EXERCISE DIRECTIONS: Examine the data line by line and report how many lines include the word "Preto", with no additional output.

(Data entries)
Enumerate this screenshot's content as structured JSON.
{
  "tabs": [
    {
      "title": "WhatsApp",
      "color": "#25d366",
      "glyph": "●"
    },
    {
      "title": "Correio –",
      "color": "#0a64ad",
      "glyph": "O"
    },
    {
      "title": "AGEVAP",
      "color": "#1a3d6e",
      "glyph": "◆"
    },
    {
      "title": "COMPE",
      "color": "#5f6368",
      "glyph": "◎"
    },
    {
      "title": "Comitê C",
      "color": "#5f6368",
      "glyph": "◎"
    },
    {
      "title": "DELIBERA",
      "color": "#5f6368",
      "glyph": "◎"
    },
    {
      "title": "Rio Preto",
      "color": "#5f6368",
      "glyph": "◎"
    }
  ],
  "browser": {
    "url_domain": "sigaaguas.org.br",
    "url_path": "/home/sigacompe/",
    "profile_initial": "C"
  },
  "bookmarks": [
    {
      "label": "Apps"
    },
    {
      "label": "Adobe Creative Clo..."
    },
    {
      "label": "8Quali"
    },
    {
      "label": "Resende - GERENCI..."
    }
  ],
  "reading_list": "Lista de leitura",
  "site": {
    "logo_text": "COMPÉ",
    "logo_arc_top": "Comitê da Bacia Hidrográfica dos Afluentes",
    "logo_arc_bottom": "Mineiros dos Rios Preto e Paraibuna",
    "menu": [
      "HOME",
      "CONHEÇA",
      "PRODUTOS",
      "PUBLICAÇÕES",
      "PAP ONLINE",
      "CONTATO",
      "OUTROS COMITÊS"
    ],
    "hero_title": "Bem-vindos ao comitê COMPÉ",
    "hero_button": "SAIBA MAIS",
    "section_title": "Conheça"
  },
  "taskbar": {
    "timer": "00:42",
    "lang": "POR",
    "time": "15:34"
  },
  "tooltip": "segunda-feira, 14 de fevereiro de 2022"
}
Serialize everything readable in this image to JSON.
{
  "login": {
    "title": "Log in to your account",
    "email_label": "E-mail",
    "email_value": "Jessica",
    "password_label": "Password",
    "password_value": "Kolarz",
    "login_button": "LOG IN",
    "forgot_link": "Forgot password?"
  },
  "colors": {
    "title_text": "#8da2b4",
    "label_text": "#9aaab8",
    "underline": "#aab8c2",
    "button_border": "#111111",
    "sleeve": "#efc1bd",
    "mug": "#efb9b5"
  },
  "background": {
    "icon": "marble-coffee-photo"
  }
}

EXERCISE ANSWER: 2